You’ve probably seen the alluring ads with captivating headlines such as “Dr.
Oz Calls this a Miracle Cream,” or “Katie Couric’s Backstage Secret,” or “Shhhh Don’t Tell Covergirl.” Stories of women who “accidentally” discovered a miracle breakthrough in anti-aging by using one cream at night, and another cream in the morning.
Honestly though, who doesn’t want to find a miracle cream to reverse the hands of time overnight?
Unfortunately, there is a very deceptive, dark side to these offers, one that most people miss and don’t discover until they notice the exorbitant and monthly recurring charges appear on their credit card statements, leaving them feeling scammed and frustrated.

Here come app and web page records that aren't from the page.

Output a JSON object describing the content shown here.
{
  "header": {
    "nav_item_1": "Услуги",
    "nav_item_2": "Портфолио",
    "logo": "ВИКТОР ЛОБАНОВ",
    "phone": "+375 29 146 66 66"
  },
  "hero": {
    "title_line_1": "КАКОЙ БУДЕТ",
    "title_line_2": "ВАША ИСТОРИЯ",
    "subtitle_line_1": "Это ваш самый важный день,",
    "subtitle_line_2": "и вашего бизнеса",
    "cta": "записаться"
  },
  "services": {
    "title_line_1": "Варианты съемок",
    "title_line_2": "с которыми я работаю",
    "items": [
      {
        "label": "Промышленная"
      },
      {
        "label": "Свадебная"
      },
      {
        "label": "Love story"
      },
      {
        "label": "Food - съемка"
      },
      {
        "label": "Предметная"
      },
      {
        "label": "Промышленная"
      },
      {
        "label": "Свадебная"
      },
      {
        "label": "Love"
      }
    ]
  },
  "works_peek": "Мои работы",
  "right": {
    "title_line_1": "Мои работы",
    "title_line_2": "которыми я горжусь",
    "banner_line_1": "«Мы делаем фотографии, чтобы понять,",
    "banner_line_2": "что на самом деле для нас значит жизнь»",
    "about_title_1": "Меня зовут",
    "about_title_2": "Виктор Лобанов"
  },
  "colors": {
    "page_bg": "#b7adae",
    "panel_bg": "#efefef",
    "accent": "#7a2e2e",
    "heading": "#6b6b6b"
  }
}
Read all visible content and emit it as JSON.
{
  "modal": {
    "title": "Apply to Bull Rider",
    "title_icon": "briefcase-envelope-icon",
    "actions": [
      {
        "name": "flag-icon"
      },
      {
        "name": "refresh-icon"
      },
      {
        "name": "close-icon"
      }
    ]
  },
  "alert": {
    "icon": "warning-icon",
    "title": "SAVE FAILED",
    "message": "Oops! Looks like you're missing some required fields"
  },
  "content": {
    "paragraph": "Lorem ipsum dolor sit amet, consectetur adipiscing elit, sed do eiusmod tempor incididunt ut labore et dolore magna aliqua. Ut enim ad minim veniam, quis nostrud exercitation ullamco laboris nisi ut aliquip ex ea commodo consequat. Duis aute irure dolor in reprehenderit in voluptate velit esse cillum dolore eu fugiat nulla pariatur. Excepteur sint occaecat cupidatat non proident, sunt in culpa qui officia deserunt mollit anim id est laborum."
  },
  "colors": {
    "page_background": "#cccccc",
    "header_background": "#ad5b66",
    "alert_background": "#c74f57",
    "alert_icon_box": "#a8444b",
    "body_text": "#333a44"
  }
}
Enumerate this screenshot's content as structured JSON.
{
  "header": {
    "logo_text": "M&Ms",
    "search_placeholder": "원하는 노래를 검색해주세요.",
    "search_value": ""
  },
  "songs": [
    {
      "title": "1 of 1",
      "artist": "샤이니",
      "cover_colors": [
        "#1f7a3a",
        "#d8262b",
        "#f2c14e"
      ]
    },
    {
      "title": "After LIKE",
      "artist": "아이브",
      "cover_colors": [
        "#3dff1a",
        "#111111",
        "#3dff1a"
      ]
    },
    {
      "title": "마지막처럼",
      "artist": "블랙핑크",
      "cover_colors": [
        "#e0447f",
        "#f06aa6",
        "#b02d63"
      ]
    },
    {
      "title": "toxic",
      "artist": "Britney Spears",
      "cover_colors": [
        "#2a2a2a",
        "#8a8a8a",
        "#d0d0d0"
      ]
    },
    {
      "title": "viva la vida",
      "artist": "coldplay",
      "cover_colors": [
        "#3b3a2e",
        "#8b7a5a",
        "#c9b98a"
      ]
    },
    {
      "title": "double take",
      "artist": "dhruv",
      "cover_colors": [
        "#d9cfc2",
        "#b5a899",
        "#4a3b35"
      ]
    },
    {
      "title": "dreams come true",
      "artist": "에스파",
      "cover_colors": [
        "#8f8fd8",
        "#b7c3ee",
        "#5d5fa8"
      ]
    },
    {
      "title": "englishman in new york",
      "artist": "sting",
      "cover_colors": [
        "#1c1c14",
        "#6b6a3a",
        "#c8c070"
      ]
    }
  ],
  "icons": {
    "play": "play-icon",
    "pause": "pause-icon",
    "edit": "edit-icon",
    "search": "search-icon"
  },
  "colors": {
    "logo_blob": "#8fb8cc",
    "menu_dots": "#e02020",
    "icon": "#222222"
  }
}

In this article I will articulate how this new wave of “short-term” (12 day) free trials suck you in, how they function, and why I don’t like 99% of them.
As women, we want to find a cure for our wrinkles to look young and vibrant again, and wouldn’t it be nice to find something that works overnight? Take for example, the picture of this woman on the right “Brenda,” whom by the way, I’ve seen in numerous ads for various wrinkle creams lately, she’s a poster girl for these scams.
This particular ad is promoting a combination free trial of Bio Geniste Wrinkle Reducer and Dermal Meds, and Brenda claims that she obtained these results by using these two products in combination. Oz does not, I repeat DOES NOT have his own skin care line, cream or serum.
I’m sorry to say, but there is no wrinkle cream, or combination of, that will give you this type of result, and this happens to be a photo-shopped image purchased on a popular website called “shutterstock.” No, they don’t! These crooks can say anything they want, don’t believe their false advertisements!